The hype surrounding the big data movement is enormous. The way some organizations talk about it, big data can solve every single problem a business faces and provide guaranteed success well into the future. While the hype may be a tad overblown, make no mistake that big data carries with it numerous benefits that can be used to boost business. But simply having big data is no guarantee of anything. Unfortunately, too many companies have bought into the mindset that as long as they possess big data and analyze it on a regular basis, that’s all you need to do to find success. The truth is much more complicated than that. Yes, big data can be valuable, but if it’s not being used to help your company actually make more money, it’s really more of a waste.
Big data solutions are plentiful, but the main point of using big data analytics should be to grow your revenue. If there’s no revenue growth, big data serves no purpose. Many companies see big data as an end in and of itself, spending vast sums of money collecting meticulous information on every aspect of their businesses, from their operations to customers. While this strategy is certainly not a bad one, companies often find that their sales have not increased and revenue remains stagnant. These aren’t small businesses we’re talking about, either. Walmart and Best Buy have huge databases filled with tons of data about customers, but there have been no signs of sales improving. All that time, effort, and money that has gone into collecting so much data has produced nothing of true value.

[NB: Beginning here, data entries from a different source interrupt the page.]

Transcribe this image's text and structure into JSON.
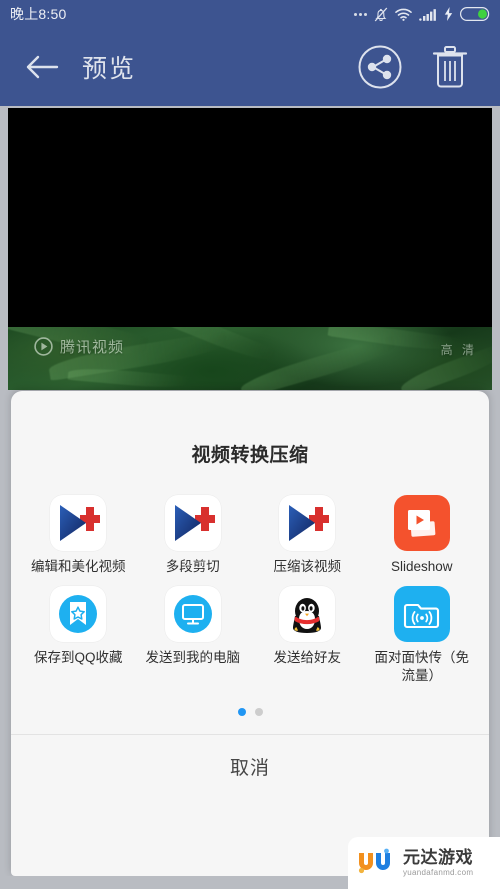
{
  "statusbar": {
    "time": "晚上8:50",
    "icons": [
      "more-dots-icon",
      "silent-bell-icon",
      "wifi-icon",
      "signal-bars-icon",
      "charging-bolt-icon",
      "battery-icon"
    ]
  },
  "appbar": {
    "back_icon": "back-arrow-icon",
    "title": "预览",
    "share_icon": "share-icon",
    "delete_icon": "trash-icon"
  },
  "video": {
    "watermark_text": "腾讯视频",
    "play_icon": "play-icon",
    "quality_badge": "高 清"
  },
  "sheet": {
    "title": "视频转换压缩",
    "cancel_label": "取消",
    "page_dots": {
      "count": 2,
      "active_index": 0
    },
    "items": [
      {
        "label": "编辑和美化视频",
        "icon": "videoshow-app-icon",
        "style": "white"
      },
      {
        "label": "多段剪切",
        "icon": "videoshow-app-icon",
        "style": "white"
      },
      {
        "label": "压缩该视频",
        "icon": "videoshow-app-icon",
        "style": "white"
      },
      {
        "label": "Slideshow",
        "icon": "slideshow-icon",
        "style": "orange"
      },
      {
        "label": "保存到QQ收藏",
        "icon": "qq-favorite-star-icon",
        "style": "white"
      },
      {
        "label": "发送到我的电脑",
        "icon": "my-computer-monitor-icon",
        "style": "white"
      },
      {
        "label": "发送给好友",
        "icon": "qq-penguin-icon",
        "style": "white"
      },
      {
        "label": "面对面快传（免流量）",
        "icon": "face-to-face-transfer-icon",
        "style": "blue"
      }
    ]
  },
  "watermark": {
    "brand": "元达游戏",
    "domain": "yuandafanmd.com",
    "logo_icon": "yuanda-u-logo-icon"
  },
  "colors": {
    "appbar": "#3d5490",
    "accent_blue": "#1eb0f0",
    "accent_orange": "#f4522d",
    "sheet_bg": "#f6f6f6"
  }
}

These examples might leave business owners scratching their heads. If big data can’t help these giant corporations, then who can? When it comes to big data, however, it’s not necessarily how much you collect but the type. You can have all the data in the world, and it won’t translate to better sales and more money. Instead, businesses need to focus on relevant data, the kind that actually affects revenues. It also requires knowing how big data can add value to a business in the first place. Determining which data is relevant and which isn’t can be a challenge on its own, which is where talented data scientists come in. With the right expertise and experience, skilled data minds can separate the good data from the bad and know where the most profitable data is contained.
Take the usually cited example of collecting customer information for marketing purposes. Today, companies can find out tremendously detailed information about consumers, from their marital status to what colors they like the most. Pinpointing what information is the most relevant for increasing sales is the important step, one which many organizations seem to ignore. One case of how a gaming company utilized big data and ad hoc analytics can serve as the perfect example of how to use big data right. The game developer collected data on gamer web logs and profiles and figured out the factors that kept them motivated to play games longer while spending more money on games. By maximizing the factors discovered through big data, they eventually increased their revenue from $50 million to an impressive $600 million.

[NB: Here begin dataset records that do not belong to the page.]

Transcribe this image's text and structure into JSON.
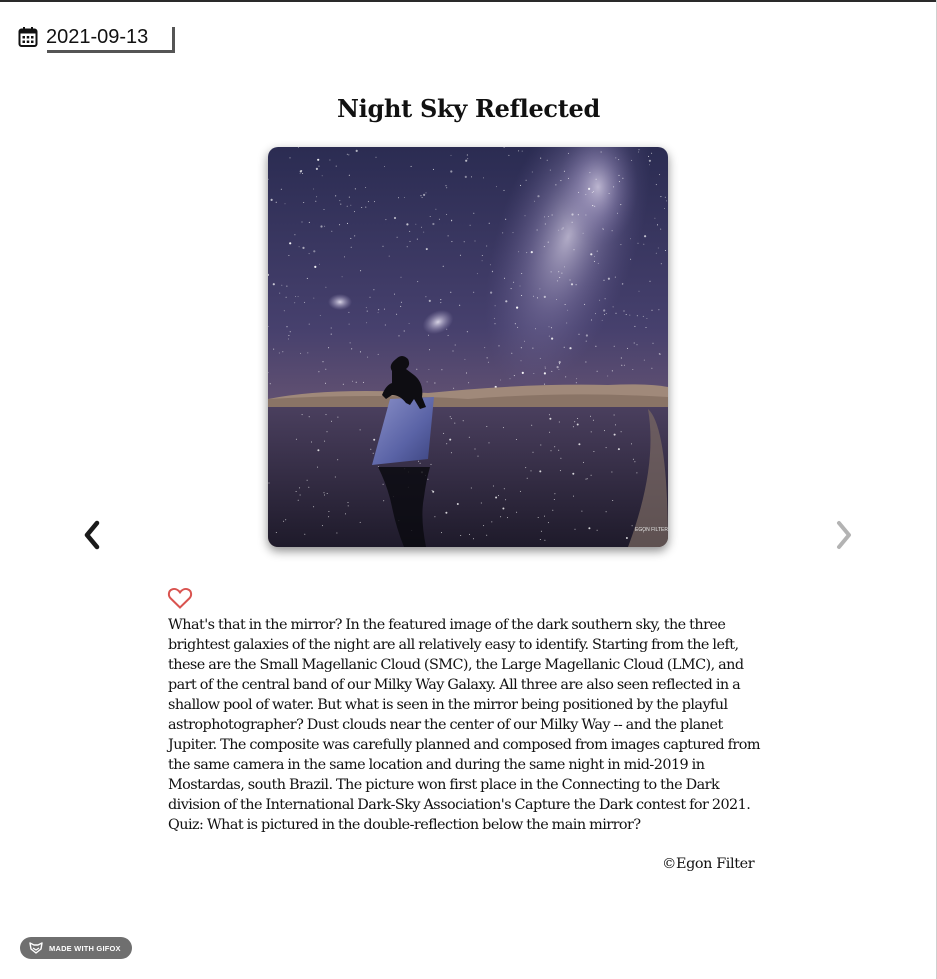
{
  "date_picker": {
    "value": "2021-09-13",
    "icon": "calendar-icon"
  },
  "apod": {
    "title": "Night Sky Reflected",
    "image_alt": "Night Sky Reflected",
    "description": "What's that in the mirror? In the featured image of the dark southern sky, the three brightest galaxies of the night are all relatively easy to identify. Starting from the left, these are the Small Magellanic Cloud (SMC), the Large Magellanic Cloud (LMC), and part of the central band of our Milky Way Galaxy. All three are also seen reflected in a shallow pool of water. But what is seen in the mirror being positioned by the playful astrophotographer? Dust clouds near the center of our Milky Way -- and the planet Jupiter. The composite was carefully planned and composed from images captured from the same camera in the same location and during the same night in mid-2019 in Mostardas, south Brazil. The picture won first place in the Connecting to the Dark division of the International Dark-Sky Association's Capture the Dark contest for 2021. Quiz: What is pictured in the double-reflection below the main mirror?",
    "credit": "©Egon Filter"
  },
  "navigation": {
    "prev_icon": "chevron-left-icon",
    "next_icon": "chevron-right-icon",
    "prev_color": "#1a1a1a",
    "next_color": "#b3b3b3"
  },
  "favorite": {
    "icon": "heart-outline-icon",
    "color": "#d9534f"
  },
  "badge": {
    "label": "MADE WITH GIFOX",
    "icon": "fox-icon",
    "background": "#6f6f6f"
  }
}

That’s not the only case of companies using big data specifically to increase revenue. A credit card company collected data on high-value customers in order to understand their behavior. From that data analysis, they were able to figure out what they responded most favorably to, eventually crafting more targeted marketing campaigns. The result was a higher conversion rate, a decrease in the amount of customer churn, and annual savings of more than $3 million. This was big data being put to use for the purpose of making money, and the results speak for themselves.

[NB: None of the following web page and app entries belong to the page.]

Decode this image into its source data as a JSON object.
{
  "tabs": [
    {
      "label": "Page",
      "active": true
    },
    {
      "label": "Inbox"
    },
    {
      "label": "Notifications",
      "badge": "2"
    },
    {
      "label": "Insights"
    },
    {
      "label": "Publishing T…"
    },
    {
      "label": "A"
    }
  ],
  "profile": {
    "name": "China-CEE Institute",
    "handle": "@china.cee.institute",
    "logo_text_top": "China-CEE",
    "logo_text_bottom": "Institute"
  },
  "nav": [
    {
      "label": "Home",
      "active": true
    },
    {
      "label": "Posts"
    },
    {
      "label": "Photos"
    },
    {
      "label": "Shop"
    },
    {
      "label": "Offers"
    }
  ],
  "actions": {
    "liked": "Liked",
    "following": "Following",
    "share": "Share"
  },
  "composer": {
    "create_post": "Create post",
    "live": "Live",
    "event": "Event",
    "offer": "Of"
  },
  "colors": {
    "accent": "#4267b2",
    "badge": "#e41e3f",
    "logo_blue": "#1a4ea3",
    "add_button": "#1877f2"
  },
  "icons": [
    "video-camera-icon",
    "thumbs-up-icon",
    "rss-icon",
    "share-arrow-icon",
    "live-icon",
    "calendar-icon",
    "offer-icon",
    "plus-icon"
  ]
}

While big data has a lot to offer, companies have to understand that it takes more than data to make money. You can analyze information all you want, but to make your investment in big data analytics really count, you need to put it toward increasing sales. If the results aren’t there, strategies need to be changed. If revenue decreases, you’re not using big data effectively. Don’t buy into the big data hype without realizing that the only way it makes sense is if it is used to get more money out of it. An investment that doesn’t improve the bottom line simply isn’t an investment worth having.